“We are extremely concerned about an apparent new trend of targeting public prosecutors in Central America, apparently by organized crime groups,” said Rupert Colville, spokesperson for the Office of the High Commissioner for Human Rights. He spoke at a news briefing in Geneva, Switzerland.
“Over the past week, public prosecutors have been murdered in both Guatemala and Honduras in the course of their duties, amid growing insecurity and violence in both countries,” he said.
May 24 in Guatemala, Allan Stwolinsky, the local auxiliary prosecutor in Coban in the Department of Alta Verapaz, was found decapitated in a plastic bag in front of the governor’s house, he said.
Both the attorney general and the interior minister blamed the murder on the Mexican drug cartel Los Zetas and linked it to the seizure of 453 kilograms of cocaine, which had been coordinated by the auxiliary prosecutor.
Colville noted that this killing took place in the aftermath of the brutal massacre of 27 land workers in Peten, allegedly also by Los Zetas.
In Honduras, Raul Reyes Carbajal, a public prosecutor in the city of San Pedro Sula, was gunned down Sunday by several armed men who shot at him from another vehicle as he was driving home from work.

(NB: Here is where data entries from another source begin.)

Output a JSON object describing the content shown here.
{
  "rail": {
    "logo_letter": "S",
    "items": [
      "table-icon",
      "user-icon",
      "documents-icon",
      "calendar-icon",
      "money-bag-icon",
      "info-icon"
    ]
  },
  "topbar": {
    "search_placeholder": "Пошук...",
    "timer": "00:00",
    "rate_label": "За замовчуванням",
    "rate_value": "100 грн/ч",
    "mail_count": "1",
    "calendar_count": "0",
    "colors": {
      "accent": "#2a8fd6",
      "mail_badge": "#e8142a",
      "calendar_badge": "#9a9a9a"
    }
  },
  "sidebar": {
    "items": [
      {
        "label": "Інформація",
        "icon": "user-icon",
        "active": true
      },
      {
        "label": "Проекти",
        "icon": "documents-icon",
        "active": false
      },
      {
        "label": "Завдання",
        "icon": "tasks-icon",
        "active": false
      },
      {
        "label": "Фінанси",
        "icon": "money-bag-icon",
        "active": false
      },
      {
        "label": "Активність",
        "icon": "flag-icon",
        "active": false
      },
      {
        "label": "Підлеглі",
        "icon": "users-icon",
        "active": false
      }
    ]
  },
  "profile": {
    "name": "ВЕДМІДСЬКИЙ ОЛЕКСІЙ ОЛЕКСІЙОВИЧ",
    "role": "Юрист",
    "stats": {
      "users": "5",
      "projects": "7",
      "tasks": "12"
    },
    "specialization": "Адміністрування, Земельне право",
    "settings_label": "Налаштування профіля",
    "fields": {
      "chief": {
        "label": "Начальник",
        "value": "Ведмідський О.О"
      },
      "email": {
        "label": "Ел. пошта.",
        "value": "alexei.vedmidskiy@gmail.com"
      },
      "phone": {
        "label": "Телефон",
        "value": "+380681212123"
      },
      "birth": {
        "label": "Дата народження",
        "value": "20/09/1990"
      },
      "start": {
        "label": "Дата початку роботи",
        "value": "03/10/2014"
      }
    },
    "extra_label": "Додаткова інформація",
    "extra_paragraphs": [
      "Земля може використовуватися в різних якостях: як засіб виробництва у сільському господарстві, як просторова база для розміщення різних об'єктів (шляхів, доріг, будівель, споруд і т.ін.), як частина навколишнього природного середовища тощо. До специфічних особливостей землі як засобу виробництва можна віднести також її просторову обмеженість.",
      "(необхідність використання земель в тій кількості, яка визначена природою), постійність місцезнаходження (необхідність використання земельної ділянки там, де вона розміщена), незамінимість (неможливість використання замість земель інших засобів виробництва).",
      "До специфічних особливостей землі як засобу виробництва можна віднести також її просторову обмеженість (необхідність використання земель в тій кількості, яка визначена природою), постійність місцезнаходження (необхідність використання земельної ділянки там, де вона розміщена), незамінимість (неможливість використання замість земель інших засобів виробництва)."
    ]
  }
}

According to eyewitness reports, after Reyes was hit in his car, he lost control and crashed into a bus. His attackers then got out of their vehicle and shot him again to ensure he was dead.
Reyes had been coordinator of the public prosecutor’s office in Puerto Cortes for one month and had previously coordinated a special unit against organized crime. The killing comes at a time when the public prosecutor’s office in San Pedro Sula had decided to investigate the killings of seven youths, reportedly linked to gangs, during a police operation a few days earlier.